WOW Recommends: Book of the Month

WOW Recommends: The Blackbird Girls

Cover of the Blackbird Girls depicting two girls in black dresses carrying brown backpacks looking out to a red-hued city with a cloud of black smoke rising into the red sky.Pripyat, Ukraine, Soviet Union, 1986 may not mean anything to many readers but perhaps the word Chernobyl means something. If not, it will upon reading this deeply engaging book about Valentina Kaplan and Oksana Savchenko, two middle school girls who find themselves suddenly thrown into the most horrific circumstances when the nuclear power plant—Chernobyl—blows up in their city.

It was a Saturday, a half day at school, when Valentina finds her father not at the breakfast table, and the sky is red. Urged to go to school, Valentina notices the neighborhood is filled with police officers, and while she is curious, no one dares to ask the police any questions. At school, she is confronted by Oksana, an outspoken anti-Semite, who challenges Valentina to a race to show how Jews are the weaker race. Valentina does not comply with the rules that suggest she should just let Oksana win and by doing so, keep her place in the social hierarchy. She outruns Oksana, and it is from this starting point that readers are introduced to the two “blackbird girls,” who must navigate an evacuation from their city without their parents and learn to live together with Valentina’s grandmother in Leningrad, whom Valentina had never met. Valentina’s mother kept Valentina from her grandmother because of her dangerous actions, and while Oksana would never willing live with Jews, she has no choice as her mother is sent to Minsk because of radiation exposure. Valentina’s mother gives up her train ticket to Oksana, an action that again causes great dissonance in Oksana’s thinking about Jews.

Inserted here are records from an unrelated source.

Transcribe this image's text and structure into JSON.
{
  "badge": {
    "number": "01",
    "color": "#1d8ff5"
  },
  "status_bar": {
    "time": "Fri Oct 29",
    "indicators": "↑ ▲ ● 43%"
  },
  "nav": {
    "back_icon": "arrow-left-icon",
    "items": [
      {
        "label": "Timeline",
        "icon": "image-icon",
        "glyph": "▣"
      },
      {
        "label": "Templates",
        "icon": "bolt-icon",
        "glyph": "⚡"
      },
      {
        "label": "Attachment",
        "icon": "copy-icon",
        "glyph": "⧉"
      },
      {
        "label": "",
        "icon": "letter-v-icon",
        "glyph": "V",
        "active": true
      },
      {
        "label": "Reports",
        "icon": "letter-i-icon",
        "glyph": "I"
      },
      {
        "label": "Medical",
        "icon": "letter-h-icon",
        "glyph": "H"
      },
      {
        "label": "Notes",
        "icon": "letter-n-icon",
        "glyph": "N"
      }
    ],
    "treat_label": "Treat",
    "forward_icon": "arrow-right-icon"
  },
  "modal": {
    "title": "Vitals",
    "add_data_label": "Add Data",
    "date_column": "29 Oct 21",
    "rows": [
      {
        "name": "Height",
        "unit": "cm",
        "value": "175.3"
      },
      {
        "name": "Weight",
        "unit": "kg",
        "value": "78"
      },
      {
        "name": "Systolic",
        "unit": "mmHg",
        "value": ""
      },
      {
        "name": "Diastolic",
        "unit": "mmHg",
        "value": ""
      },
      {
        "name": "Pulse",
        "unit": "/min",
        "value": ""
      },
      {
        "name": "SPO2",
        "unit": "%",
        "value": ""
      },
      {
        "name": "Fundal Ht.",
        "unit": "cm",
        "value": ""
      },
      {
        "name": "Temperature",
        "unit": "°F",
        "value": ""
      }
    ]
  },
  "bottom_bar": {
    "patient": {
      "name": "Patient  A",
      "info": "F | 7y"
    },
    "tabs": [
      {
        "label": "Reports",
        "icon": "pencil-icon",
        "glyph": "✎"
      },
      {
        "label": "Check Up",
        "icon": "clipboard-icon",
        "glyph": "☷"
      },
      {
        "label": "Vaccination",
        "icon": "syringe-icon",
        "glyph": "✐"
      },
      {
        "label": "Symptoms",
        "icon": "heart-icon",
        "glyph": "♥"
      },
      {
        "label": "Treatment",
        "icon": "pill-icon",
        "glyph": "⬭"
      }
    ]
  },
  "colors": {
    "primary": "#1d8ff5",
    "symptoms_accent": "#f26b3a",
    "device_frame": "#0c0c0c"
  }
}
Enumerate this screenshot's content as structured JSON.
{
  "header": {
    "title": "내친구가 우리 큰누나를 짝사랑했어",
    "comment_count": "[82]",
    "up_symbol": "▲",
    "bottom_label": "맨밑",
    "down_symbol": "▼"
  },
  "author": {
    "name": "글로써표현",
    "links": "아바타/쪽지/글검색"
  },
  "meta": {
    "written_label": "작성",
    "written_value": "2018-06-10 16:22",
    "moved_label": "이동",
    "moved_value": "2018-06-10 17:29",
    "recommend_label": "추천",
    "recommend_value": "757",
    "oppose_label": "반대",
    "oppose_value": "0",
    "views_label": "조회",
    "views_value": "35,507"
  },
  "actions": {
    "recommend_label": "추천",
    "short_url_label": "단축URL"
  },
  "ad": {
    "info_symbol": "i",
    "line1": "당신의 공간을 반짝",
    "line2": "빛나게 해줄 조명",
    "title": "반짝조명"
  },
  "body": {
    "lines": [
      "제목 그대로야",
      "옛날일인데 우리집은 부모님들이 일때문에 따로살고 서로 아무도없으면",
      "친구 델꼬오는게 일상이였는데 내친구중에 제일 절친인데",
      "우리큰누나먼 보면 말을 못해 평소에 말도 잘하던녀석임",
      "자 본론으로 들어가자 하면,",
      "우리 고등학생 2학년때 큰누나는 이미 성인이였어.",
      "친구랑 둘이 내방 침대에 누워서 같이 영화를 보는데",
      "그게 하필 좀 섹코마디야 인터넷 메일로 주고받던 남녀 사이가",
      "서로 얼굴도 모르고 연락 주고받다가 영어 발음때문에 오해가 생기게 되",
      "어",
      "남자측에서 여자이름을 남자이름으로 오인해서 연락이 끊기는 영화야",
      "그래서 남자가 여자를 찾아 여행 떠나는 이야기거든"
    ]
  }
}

This is a fascinating narrative that addresses not only the explosion of Chernobyl, but the political and social realities of Soviet rule in the 1980s. As Valentina and Oksana come to trust each other, and Valentina’s grandmother, readers develop compassion for both girls as Oksana, herself, has secrets that must be addressed. Ultimately, this is a story of hope, of friendship, and of loyalty that is truly inspiring. Based on real events and a real person who was a child in Pripyat at the time of the explosion, this book is a great read for any young reader of history and for those who love to see how overcoming dire circumstances is truly possible. -Recommended by Holly Johnson, University of Cincinnati, Cincinnati, Ohio Continue reading